# Page and application data records:
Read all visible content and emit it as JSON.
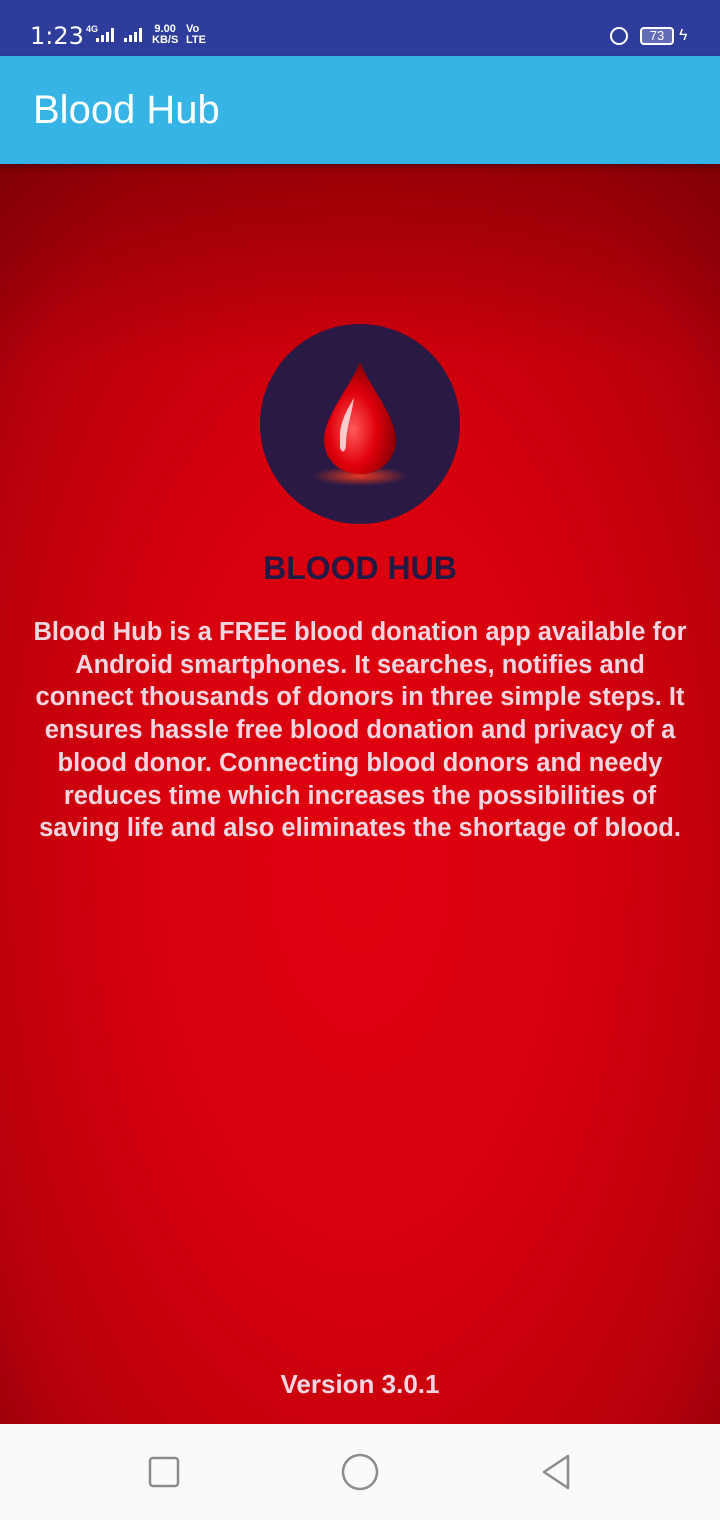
{
  "status_bar": {
    "time": "1:23",
    "network_type": "4G",
    "speed_value": "9.00",
    "speed_unit": "KB/S",
    "volte_top": "Vo",
    "volte_bottom": "LTE",
    "battery_level": "73",
    "icons": [
      "signal-icon",
      "lock-rotation-icon",
      "battery-icon",
      "charging-icon"
    ]
  },
  "app_bar": {
    "title": "Blood Hub"
  },
  "main": {
    "logo_icon": "blood-drop-icon",
    "heading": "BLOOD HUB",
    "description": "Blood Hub is a FREE blood donation app available for Android smartphones. It searches, notifies and connect thousands of donors in three simple steps. It ensures hassle free blood donation and privacy of a blood donor. Connecting blood donors and needy reduces time which increases the possibilities of saving life and also eliminates the shortage of blood.",
    "version": "Version 3.0.1"
  },
  "nav_bar": {
    "icons": [
      "recent-apps-icon",
      "home-icon",
      "back-icon"
    ]
  },
  "colors": {
    "status_bar": "#2e3c9c",
    "app_bar": "#35b4e5",
    "background_red": "#d6000d",
    "heading": "#221a44",
    "body_text": "#f1d6e0",
    "logo_circle": "#291944"
  }
}
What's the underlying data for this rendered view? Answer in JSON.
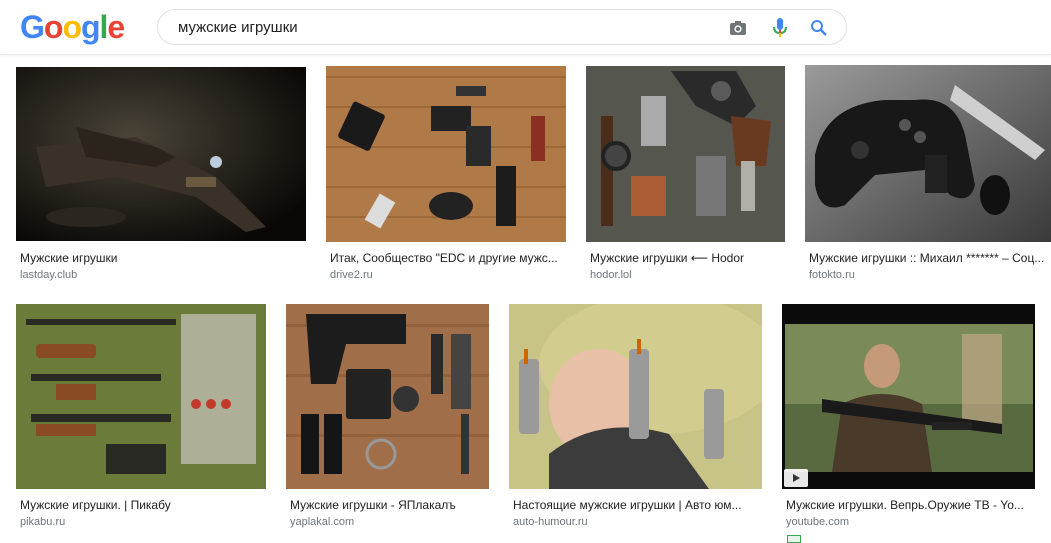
{
  "header": {
    "logo_letters": [
      "G",
      "o",
      "o",
      "g",
      "l",
      "e"
    ],
    "logo_colors": [
      "#4285F4",
      "#EA4335",
      "#FBBC05",
      "#4285F4",
      "#34A853",
      "#EA4335"
    ],
    "search_value": "мужские игрушки",
    "icons": [
      "camera-icon",
      "microphone-icon",
      "search-icon"
    ]
  },
  "results": [
    {
      "caption": "Мужские игрушки",
      "source": "lastday.club"
    },
    {
      "caption": "Итак, Сообщество \"EDC и другие мужс...",
      "source": "drive2.ru"
    },
    {
      "caption": "Мужские игрушки ⟵ Hodor",
      "source": "hodor.lol"
    },
    {
      "caption": "Мужские игрушки :: Михаил ******* – Соц...",
      "source": "fotokto.ru"
    },
    {
      "caption": "Мужские игрушки. | Пикабу",
      "source": "pikabu.ru"
    },
    {
      "caption": "Мужские игрушки - ЯПлакалъ",
      "source": "yaplakal.com"
    },
    {
      "caption": "Настоящие мужские игрушки | Авто юм...",
      "source": "auto-humour.ru"
    },
    {
      "caption": "Мужские игрушки. Вепрь.Оружие ТВ - Yo...",
      "source": "youtube.com"
    }
  ]
}
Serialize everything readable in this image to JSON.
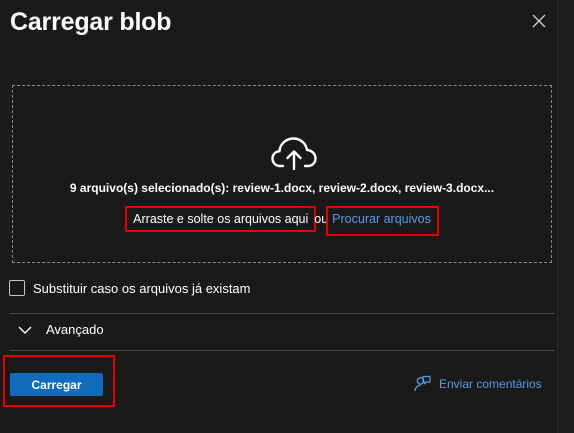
{
  "dialog": {
    "title": "Carregar blob"
  },
  "dropzone": {
    "selected_files": "9 arquivo(s) selecionado(s): review-1.docx, review-2.docx, review-3.docx...",
    "drag_text": "Arraste e solte os arquivos aqui",
    "or_text": "ou",
    "browse_link": "Procurar arquivos",
    "icon": "cloud-upload-icon"
  },
  "options": {
    "overwrite_label": "Substituir caso os arquivos já existam",
    "overwrite_checked": false,
    "advanced_label": "Avançado"
  },
  "footer": {
    "upload_label": "Carregar",
    "feedback_label": "Enviar comentários"
  },
  "colors": {
    "background": "#1b1a19",
    "accent": "#0f6cbd",
    "link": "#4f9de8",
    "highlight": "#e00000"
  }
}
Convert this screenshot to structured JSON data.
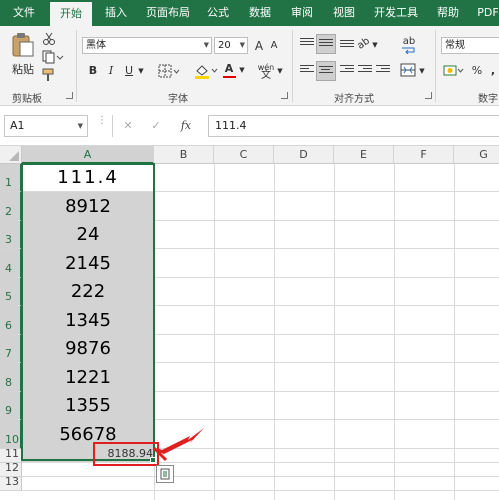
{
  "tabs": [
    "文件",
    "开始",
    "插入",
    "页面布局",
    "公式",
    "数据",
    "审阅",
    "视图",
    "开发工具",
    "帮助",
    "PDF"
  ],
  "ribbon": {
    "clipboard": {
      "paste_label": "粘贴",
      "group_label": "剪贴板"
    },
    "font": {
      "font_name": "黑体",
      "font_size": "20",
      "group_label": "字体",
      "bold": "B",
      "italic": "I",
      "underline": "U",
      "grow": "A",
      "shrink": "A",
      "wen": "wén",
      "font_color": "#e00000",
      "fill_color": "#ffd500"
    },
    "alignment": {
      "group_label": "对齐方式",
      "wrap": "ab",
      "orient": "ab"
    },
    "number": {
      "format": "常规",
      "group_label": "数字",
      "percent": "%",
      "comma": ","
    }
  },
  "formula_bar": {
    "name_box": "A1",
    "cancel": "✕",
    "enter": "✓",
    "fx": "fx",
    "formula": "111.4"
  },
  "columns": [
    "A",
    "B",
    "C",
    "D",
    "E",
    "F",
    "G"
  ],
  "rows": [
    "1",
    "2",
    "3",
    "4",
    "5",
    "6",
    "7",
    "8",
    "9",
    "10",
    "11",
    "12",
    "13"
  ],
  "cells": [
    "111.4",
    "8912",
    "24",
    "2145",
    "222",
    "1345",
    "9876",
    "1221",
    "1355",
    "56678"
  ],
  "sum_label": "8188.94",
  "accent_color": "#217346",
  "highlight_color": "#e02020"
}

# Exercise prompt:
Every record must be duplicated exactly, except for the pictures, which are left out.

# Task solution:
Read all visible content and emit it as JSON.
{
  "status_bar": {
    "time": "1:23",
    "network_type": "4G",
    "speed_value": "9.00",
    "speed_unit": "KB/S",
    "volte_top": "Vo",
    "volte_bottom": "LTE",
    "battery_level": "73",
    "icons": [
      "signal-icon",
      "lock-rotation-icon",
      "battery-icon",
      "charging-icon"
    ]
  },
  "app_bar": {
    "title": "Blood Hub"
  },
  "main": {
    "logo_icon": "blood-drop-icon",
    "heading": "BLOOD HUB",
    "description": "Blood Hub is a FREE blood donation app available for Android smartphones. It searches, notifies and connect thousands of donors in three simple steps. It ensures hassle free blood donation and privacy of a blood donor. Connecting blood donors and needy reduces time which increases the possibilities of saving life and also eliminates the shortage of blood.",
    "version": "Version 3.0.1"
  },
  "nav_bar": {
    "icons": [
      "recent-apps-icon",
      "home-icon",
      "back-icon"
    ]
  },
  "colors": {
    "status_bar": "#2e3c9c",
    "app_bar": "#35b4e5",
    "background_red": "#d6000d",
    "heading": "#221a44",
    "body_text": "#f1d6e0",
    "logo_circle": "#291944"
  }
}
What's the underlying data for this rendered view? Answer in JSON.
{
  "header": {
    "logo_letters": [
      "G",
      "o",
      "o",
      "g",
      "l",
      "e"
    ],
    "logo_colors": [
      "#4285F4",
      "#EA4335",
      "#FBBC05",
      "#4285F4",
      "#34A853",
      "#EA4335"
    ],
    "search_value": "мужские игрушки",
    "icons": [
      "camera-icon",
      "microphone-icon",
      "search-icon"
    ]
  },
  "results": [
    {
      "caption": "Мужские игрушки",
      "source": "lastday.club"
    },
    {
      "caption": "Итак, Сообщество \"EDC и другие мужс...",
      "source": "drive2.ru"
    },
    {
      "caption": "Мужские игрушки ⟵ Hodor",
      "source": "hodor.lol"
    },
    {
      "caption": "Мужские игрушки :: Михаил ******* – Соц...",
      "source": "fotokto.ru"
    },
    {
      "caption": "Мужские игрушки. | Пикабу",
      "source": "pikabu.ru"
    },
    {
      "caption": "Мужские игрушки - ЯПлакалъ",
      "source": "yaplakal.com"
    },
    {
      "caption": "Настоящие мужские игрушки | Авто юм...",
      "source": "auto-humour.ru"
    },
    {
      "caption": "Мужские игрушки. Вепрь.Оружие ТВ - Yo...",
      "source": "youtube.com"
    }
  ]
}
Serialize everything readable in this image to JSON.
{
  "dialog": {
    "title": "Carregar blob"
  },
  "dropzone": {
    "selected_files": "9 arquivo(s) selecionado(s): review-1.docx, review-2.docx, review-3.docx...",
    "drag_text": "Arraste e solte os arquivos aqui",
    "or_text": "ou",
    "browse_link": "Procurar arquivos",
    "icon": "cloud-upload-icon"
  },
  "options": {
    "overwrite_label": "Substituir caso os arquivos já existam",
    "overwrite_checked": false,
    "advanced_label": "Avançado"
  },
  "footer": {
    "upload_label": "Carregar",
    "feedback_label": "Enviar comentários"
  },
  "colors": {
    "background": "#1b1a19",
    "accent": "#0f6cbd",
    "link": "#4f9de8",
    "highlight": "#e00000"
  }
}
Convert this screenshot to structured JSON data.
{
  "tabs": [
    "文件",
    "开始",
    "插入",
    "页面布局",
    "公式",
    "数据",
    "审阅",
    "视图",
    "开发工具",
    "帮助",
    "PDF"
  ],
  "ribbon": {
    "clipboard": {
      "paste_label": "粘贴",
      "group_label": "剪贴板"
    },
    "font": {
      "font_name": "黑体",
      "font_size": "20",
      "group_label": "字体",
      "bold": "B",
      "italic": "I",
      "underline": "U",
      "grow": "A",
      "shrink": "A",
      "wen": "wén",
      "font_color": "#e00000",
      "fill_color": "#ffd500"
    },
    "alignment": {
      "group_label": "对齐方式",
      "wrap": "ab",
      "orient": "ab"
    },
    "number": {
      "format": "常规",
      "group_label": "数字",
      "percent": "%",
      "comma": ","
    }
  },
  "formula_bar": {
    "name_box": "A1",
    "cancel": "✕",
    "enter": "✓",
    "fx": "fx",
    "formula": "111.4"
  },
  "columns": [
    "A",
    "B",
    "C",
    "D",
    "E",
    "F",
    "G"
  ],
  "rows": [
    "1",
    "2",
    "3",
    "4",
    "5",
    "6",
    "7",
    "8",
    "9",
    "10",
    "11",
    "12",
    "13"
  ],
  "cells": [
    "111.4",
    "8912",
    "24",
    "2145",
    "222",
    "1345",
    "9876",
    "1221",
    "1355",
    "56678"
  ],
  "sum_label": "8188.94",
  "accent_color": "#217346",
  "highlight_color": "#e02020"
}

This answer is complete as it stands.